• Improve outcomes of people with inherited cancer syndromes
• Formalise collaborative links between clinics and between clinics and researchers
• Set a national translational familial cancer research agenda and the means to deliver it by integrating research activities as part of routine clinical care
1. Develop a national database of all mutation carriers and harmonise ethical frameworks for FCC-based research. This will enable research by identifying potential research participants and provide access to the large collective pool of data/samples.
2. Develop a national policy for population-based screening for Lynch Syndrome (LS).
3. Improve the accuracy of cancer risk predictions:
• In high risk breast cancer families with no identifiable mutation and Australian LS families.
• Update clinic pedigrees for new cancers developing after initial family ascertainment
o create empiric 5 and 10 year cancer risk tables
o evaluate available risk prediction models in the Australian context.
4. Improve cancer risk management of people with hereditary cancer syndromes:
• Audit current clinical practice against national cancer genetics guidelines.
• Investigate the impact of mutation carrier follow-up programs and undertake a cost-effectiveness analysis of such programs.
• Investigate current practice relating to delivery of advice around risk-reducing medication (RRM) use for breast cancer (SERMs) and LS (aspirin).

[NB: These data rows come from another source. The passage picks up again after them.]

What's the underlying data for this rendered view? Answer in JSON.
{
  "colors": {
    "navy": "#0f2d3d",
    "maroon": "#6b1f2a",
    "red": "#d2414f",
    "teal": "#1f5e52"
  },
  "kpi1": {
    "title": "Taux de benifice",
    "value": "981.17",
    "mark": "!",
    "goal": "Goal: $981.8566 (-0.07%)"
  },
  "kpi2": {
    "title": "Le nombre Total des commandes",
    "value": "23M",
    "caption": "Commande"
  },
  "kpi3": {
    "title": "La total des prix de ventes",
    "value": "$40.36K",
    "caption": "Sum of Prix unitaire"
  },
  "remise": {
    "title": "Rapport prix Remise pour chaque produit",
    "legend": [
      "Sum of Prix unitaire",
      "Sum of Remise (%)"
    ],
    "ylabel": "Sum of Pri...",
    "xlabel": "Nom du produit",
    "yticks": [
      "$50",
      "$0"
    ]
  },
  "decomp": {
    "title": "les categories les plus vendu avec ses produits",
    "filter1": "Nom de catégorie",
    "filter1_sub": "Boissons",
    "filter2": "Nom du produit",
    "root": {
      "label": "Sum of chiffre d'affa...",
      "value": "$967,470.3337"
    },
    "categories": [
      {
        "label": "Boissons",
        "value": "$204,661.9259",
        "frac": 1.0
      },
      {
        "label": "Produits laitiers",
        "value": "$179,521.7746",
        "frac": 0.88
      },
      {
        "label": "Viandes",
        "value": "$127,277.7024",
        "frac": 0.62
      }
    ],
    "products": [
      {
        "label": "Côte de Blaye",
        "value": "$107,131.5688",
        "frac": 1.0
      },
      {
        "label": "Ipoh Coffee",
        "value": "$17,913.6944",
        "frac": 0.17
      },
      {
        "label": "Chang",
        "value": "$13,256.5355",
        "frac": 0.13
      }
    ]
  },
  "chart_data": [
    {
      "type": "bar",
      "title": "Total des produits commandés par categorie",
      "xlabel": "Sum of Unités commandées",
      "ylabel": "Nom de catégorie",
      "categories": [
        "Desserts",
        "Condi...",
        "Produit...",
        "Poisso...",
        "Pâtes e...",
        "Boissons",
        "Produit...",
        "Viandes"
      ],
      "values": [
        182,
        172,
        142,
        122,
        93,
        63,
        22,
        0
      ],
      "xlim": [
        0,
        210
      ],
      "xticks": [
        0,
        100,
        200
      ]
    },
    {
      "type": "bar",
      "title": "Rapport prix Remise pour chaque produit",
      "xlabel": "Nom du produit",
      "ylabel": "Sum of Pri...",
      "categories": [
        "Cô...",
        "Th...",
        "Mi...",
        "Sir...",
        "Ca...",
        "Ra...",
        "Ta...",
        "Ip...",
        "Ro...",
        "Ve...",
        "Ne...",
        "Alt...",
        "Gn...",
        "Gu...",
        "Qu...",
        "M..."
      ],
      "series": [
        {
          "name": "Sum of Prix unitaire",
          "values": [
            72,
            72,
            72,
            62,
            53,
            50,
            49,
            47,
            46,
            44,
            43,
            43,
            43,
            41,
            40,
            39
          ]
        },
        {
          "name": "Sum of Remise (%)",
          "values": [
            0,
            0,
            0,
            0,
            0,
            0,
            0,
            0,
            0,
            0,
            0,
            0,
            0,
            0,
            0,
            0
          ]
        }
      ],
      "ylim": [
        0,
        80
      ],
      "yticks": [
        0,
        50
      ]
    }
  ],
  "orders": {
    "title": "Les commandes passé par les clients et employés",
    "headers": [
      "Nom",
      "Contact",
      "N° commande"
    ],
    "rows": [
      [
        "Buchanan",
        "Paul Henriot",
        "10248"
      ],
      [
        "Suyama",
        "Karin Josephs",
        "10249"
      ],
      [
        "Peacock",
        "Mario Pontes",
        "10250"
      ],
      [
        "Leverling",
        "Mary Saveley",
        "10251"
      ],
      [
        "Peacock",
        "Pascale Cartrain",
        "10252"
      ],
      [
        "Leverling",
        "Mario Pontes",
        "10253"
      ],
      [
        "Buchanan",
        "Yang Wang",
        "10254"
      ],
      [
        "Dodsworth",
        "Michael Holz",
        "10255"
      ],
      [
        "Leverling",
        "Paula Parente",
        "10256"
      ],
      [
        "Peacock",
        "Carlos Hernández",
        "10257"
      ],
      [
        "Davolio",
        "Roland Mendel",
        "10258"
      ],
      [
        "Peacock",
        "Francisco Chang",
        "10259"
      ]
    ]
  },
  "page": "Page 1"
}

• Investigate views of people at risk about RRM; develop educational materials and test their efficacy in regards to decision-making around RRM; undertake a cost-effectiveness analysis of aspirin in LS.